(Dataset rows describing interfaces)
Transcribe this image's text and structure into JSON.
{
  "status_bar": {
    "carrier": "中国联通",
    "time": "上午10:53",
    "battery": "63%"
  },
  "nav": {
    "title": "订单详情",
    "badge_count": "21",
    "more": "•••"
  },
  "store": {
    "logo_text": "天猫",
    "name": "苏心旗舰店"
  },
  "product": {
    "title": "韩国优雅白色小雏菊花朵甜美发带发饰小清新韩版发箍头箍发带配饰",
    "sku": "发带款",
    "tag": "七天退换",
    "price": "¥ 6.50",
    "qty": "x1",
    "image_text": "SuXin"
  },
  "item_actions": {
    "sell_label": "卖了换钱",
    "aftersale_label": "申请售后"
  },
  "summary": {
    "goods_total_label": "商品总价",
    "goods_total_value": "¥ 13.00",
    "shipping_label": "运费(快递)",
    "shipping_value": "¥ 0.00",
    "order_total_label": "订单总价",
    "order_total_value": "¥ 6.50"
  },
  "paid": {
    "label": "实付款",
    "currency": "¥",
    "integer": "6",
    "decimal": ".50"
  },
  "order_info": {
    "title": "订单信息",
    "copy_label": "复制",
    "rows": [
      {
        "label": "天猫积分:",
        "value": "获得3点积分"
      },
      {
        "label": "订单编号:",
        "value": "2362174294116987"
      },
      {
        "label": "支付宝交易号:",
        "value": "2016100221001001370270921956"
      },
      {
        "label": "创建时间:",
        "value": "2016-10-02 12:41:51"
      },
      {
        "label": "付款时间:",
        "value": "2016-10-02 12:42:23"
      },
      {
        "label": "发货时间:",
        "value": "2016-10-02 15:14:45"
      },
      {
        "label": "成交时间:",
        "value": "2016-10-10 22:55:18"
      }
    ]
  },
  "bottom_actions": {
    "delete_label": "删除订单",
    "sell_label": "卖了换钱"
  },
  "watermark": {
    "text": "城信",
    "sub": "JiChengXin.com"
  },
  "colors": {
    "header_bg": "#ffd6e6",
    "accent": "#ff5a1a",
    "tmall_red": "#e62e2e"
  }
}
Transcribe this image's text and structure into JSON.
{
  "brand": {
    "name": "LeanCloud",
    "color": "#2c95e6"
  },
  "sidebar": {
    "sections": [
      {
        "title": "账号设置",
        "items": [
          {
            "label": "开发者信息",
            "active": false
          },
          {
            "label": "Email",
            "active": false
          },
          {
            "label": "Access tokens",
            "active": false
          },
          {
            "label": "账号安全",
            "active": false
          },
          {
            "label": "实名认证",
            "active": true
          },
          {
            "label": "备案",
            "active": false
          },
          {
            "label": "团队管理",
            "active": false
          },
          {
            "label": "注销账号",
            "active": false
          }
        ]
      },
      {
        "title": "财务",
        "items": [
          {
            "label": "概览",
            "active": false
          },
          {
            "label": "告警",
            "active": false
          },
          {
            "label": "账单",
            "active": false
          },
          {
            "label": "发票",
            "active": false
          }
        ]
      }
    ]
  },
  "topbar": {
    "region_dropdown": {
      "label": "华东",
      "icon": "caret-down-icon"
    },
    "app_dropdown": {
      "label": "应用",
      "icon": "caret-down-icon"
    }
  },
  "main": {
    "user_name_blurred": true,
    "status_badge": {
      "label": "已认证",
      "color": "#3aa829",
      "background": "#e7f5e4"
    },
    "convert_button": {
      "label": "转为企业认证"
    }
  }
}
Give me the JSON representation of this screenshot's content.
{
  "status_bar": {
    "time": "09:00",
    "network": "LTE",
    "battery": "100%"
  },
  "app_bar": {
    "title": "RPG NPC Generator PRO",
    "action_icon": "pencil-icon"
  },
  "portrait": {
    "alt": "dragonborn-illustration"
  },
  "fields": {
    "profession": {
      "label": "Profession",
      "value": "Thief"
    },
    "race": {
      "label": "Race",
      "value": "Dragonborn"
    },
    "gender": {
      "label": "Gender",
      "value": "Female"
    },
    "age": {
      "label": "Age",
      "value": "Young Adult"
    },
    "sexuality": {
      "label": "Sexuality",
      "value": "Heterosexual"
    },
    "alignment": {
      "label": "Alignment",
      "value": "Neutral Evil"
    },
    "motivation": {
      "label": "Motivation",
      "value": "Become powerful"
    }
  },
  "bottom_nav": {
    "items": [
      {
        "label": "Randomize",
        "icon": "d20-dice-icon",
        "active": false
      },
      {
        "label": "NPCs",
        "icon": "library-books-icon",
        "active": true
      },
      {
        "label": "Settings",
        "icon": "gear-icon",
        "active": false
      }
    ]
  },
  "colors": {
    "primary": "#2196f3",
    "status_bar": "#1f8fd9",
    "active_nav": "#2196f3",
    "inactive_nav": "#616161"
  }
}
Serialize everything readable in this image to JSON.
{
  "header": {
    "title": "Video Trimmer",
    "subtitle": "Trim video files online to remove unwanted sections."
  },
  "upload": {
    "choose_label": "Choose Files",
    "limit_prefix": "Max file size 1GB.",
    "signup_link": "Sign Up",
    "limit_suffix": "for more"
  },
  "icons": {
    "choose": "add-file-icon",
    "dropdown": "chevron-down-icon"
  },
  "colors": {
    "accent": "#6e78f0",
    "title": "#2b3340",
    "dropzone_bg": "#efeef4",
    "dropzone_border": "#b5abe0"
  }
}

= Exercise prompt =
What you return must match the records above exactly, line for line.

= Task output =
Transcribe this image's text and structure into JSON.
{
  "status_bar": {
    "carrier": "中国联通",
    "time": "上午10:53",
    "battery": "63%"
  },
  "nav": {
    "title": "订单详情",
    "badge_count": "21",
    "more": "•••"
  },
  "store": {
    "logo_text": "天猫",
    "name": "苏心旗舰店"
  },
  "product": {
    "title": "韩国优雅白色小雏菊花朵甜美发带发饰小清新韩版发箍头箍发带配饰",
    "sku": "发带款",
    "tag": "七天退换",
    "price": "¥ 6.50",
    "qty": "x1",
    "image_text": "SuXin"
  },
  "item_actions": {
    "sell_label": "卖了换钱",
    "aftersale_label": "申请售后"
  },
  "summary": {
    "goods_total_label": "商品总价",
    "goods_total_value": "¥ 13.00",
    "shipping_label": "运费(快递)",
    "shipping_value": "¥ 0.00",
    "order_total_label": "订单总价",
    "order_total_value": "¥ 6.50"
  },
  "paid": {
    "label": "实付款",
    "currency": "¥",
    "integer": "6",
    "decimal": ".50"
  },
  "order_info": {
    "title": "订单信息",
    "copy_label": "复制",
    "rows": [
      {
        "label": "天猫积分:",
        "value": "获得3点积分"
      },
      {
        "label": "订单编号:",
        "value": "2362174294116987"
      },
      {
        "label": "支付宝交易号:",
        "value": "2016100221001001370270921956"
      },
      {
        "label": "创建时间:",
        "value": "2016-10-02 12:41:51"
      },
      {
        "label": "付款时间:",
        "value": "2016-10-02 12:42:23"
      },
      {
        "label": "发货时间:",
        "value": "2016-10-02 15:14:45"
      },
      {
        "label": "成交时间:",
        "value": "2016-10-10 22:55:18"
      }
    ]
  },
  "bottom_actions": {
    "delete_label": "删除订单",
    "sell_label": "卖了换钱"
  },
  "watermark": {
    "text": "城信",
    "sub": "JiChengXin.com"
  },
  "colors": {
    "header_bg": "#ffd6e6",
    "accent": "#ff5a1a",
    "tmall_red": "#e62e2e"
  }
}
Transcribe this image's text and structure into JSON.
{
  "brand": {
    "name": "LeanCloud",
    "color": "#2c95e6"
  },
  "sidebar": {
    "sections": [
      {
        "title": "账号设置",
        "items": [
          {
            "label": "开发者信息",
            "active": false
          },
          {
            "label": "Email",
            "active": false
          },
          {
            "label": "Access tokens",
            "active": false
          },
          {
            "label": "账号安全",
            "active": false
          },
          {
            "label": "实名认证",
            "active": true
          },
          {
            "label": "备案",
            "active": false
          },
          {
            "label": "团队管理",
            "active": false
          },
          {
            "label": "注销账号",
            "active": false
          }
        ]
      },
      {
        "title": "财务",
        "items": [
          {
            "label": "概览",
            "active": false
          },
          {
            "label": "告警",
            "active": false
          },
          {
            "label": "账单",
            "active": false
          },
          {
            "label": "发票",
            "active": false
          }
        ]
      }
    ]
  },
  "topbar": {
    "region_dropdown": {
      "label": "华东",
      "icon": "caret-down-icon"
    },
    "app_dropdown": {
      "label": "应用",
      "icon": "caret-down-icon"
    }
  },
  "main": {
    "user_name_blurred": true,
    "status_badge": {
      "label": "已认证",
      "color": "#3aa829",
      "background": "#e7f5e4"
    },
    "convert_button": {
      "label": "转为企业认证"
    }
  }
}
Give me the JSON representation of this screenshot's content.
{
  "status_bar": {
    "time": "09:00",
    "network": "LTE",
    "battery": "100%"
  },
  "app_bar": {
    "title": "RPG NPC Generator PRO",
    "action_icon": "pencil-icon"
  },
  "portrait": {
    "alt": "dragonborn-illustration"
  },
  "fields": {
    "profession": {
      "label": "Profession",
      "value": "Thief"
    },
    "race": {
      "label": "Race",
      "value": "Dragonborn"
    },
    "gender": {
      "label": "Gender",
      "value": "Female"
    },
    "age": {
      "label": "Age",
      "value": "Young Adult"
    },
    "sexuality": {
      "label": "Sexuality",
      "value": "Heterosexual"
    },
    "alignment": {
      "label": "Alignment",
      "value": "Neutral Evil"
    },
    "motivation": {
      "label": "Motivation",
      "value": "Become powerful"
    }
  },
  "bottom_nav": {
    "items": [
      {
        "label": "Randomize",
        "icon": "d20-dice-icon",
        "active": false
      },
      {
        "label": "NPCs",
        "icon": "library-books-icon",
        "active": true
      },
      {
        "label": "Settings",
        "icon": "gear-icon",
        "active": false
      }
    ]
  },
  "colors": {
    "primary": "#2196f3",
    "status_bar": "#1f8fd9",
    "active_nav": "#2196f3",
    "inactive_nav": "#616161"
  }
}
Serialize everything readable in this image to JSON.
{
  "header": {
    "title": "Video Trimmer",
    "subtitle": "Trim video files online to remove unwanted sections."
  },
  "upload": {
    "choose_label": "Choose Files",
    "limit_prefix": "Max file size 1GB.",
    "signup_link": "Sign Up",
    "limit_suffix": "for more"
  },
  "icons": {
    "choose": "add-file-icon",
    "dropdown": "chevron-down-icon"
  },
  "colors": {
    "accent": "#6e78f0",
    "title": "#2b3340",
    "dropzone_bg": "#efeef4",
    "dropzone_border": "#b5abe0"
  }
}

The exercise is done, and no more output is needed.